Around seven or eight years ago, I spoke at my first International Women’s Day event held at a shopping center called Suria KLCC back home.

It was a 15-minute slot where I was interviewed ‘live’ by this lady who was talking to women who were doing all sorts of different things for themselves in terms of their careers and businesses. I got in because I had the unique job of being an editor and writer of a video games column in a magazine.

Now writing I can do. Speaking, not so much. Here I was, literally still a child afloat a sea of women who were doctors, lawyers, owners of boutiques, savvy corporate-ladder climbing females, AND moms (I wasn’t married then), who spoke a language I didn’t understand.

These women talked recipes and education and breastfeeding and early literacy while debating the finer points of domestic abuse litigation, different parenting philosophies, a woman’s financial security in the 21st century. Just blah blah blah on and on about all the sensible, important issues that any woman today should be concerned about.

And then suddenly, there I was, being asked, “So you play video games for a living?”

Sure enough, only the men in the audience had any interest in what I had to say about the role of women in the video games industry. While I stuttered and sputtered on, mouthing puff like “promoting e-sportsmanship” and “driving multimedia creativity”, the lady who was clearly uninterested, looked like she thought I was out of my mind (or the person who booked me the slot was out of hers).

If not for Lokes, my sweet, supportive then-boyfriend, who’d stood proudly at the sidelines beaming up at me and urging me on, I would probably have just stood there, mortified by the judgment on the faces of the women around me going

Video Games….bad…you…stupid…stupid…useless…girl. 

When I was done making a damn fool of myself, I slinked down. As I walked up to Lokes, I mouthed the words, “Shoot me now.” And just as I was contemplating drowning my sorrows in a bucket of Kentucky Fried Chicken, this dude came over and in his hands was a copy of my magazine.

“Jennifer Tai?”

“Hi,” I said weakly, thinking perhaps that he was one of the magazine’s advertisers coming to pull out some of his ads because the pitiful performance he’d just witnessed.

“I love your column. I buy this magazine because it has the most pages on games. Keep up the good work!”

And with that, he pumped my hand up and down a few times, and gave Lokes a cursory nod before walking away.

Being the editor of a video games magazine may not save lives, nor did it make me rich beyond my wildest dreams. Neither was it as noble as being a mother. But a woman who plays video games can be the coolest thing in the world. The only thing that can top that is being a woman who writes about video games.

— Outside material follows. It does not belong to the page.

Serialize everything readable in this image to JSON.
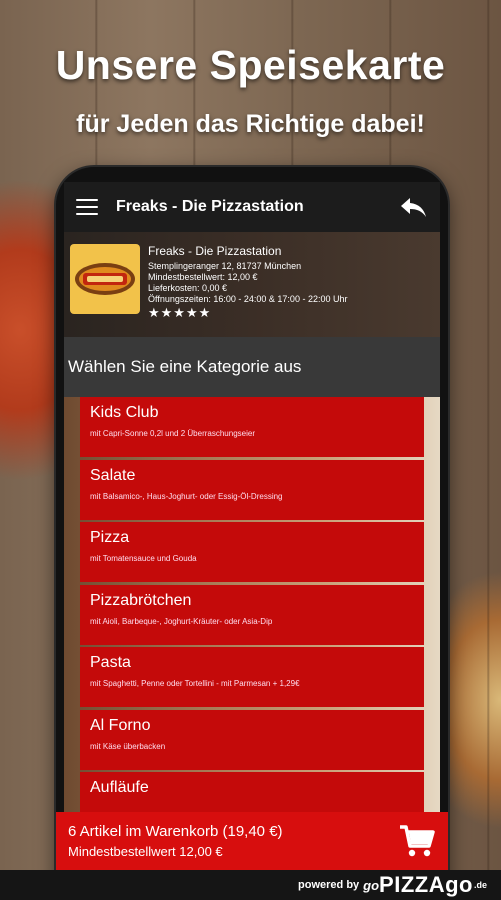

And the only thing that can top THAT, is being a mom who plays video games and blogs occassionally about them.

With that, I wish all you ladies who are doing it for yourselves a fabulous International Women’s Day 2007 tomorrow.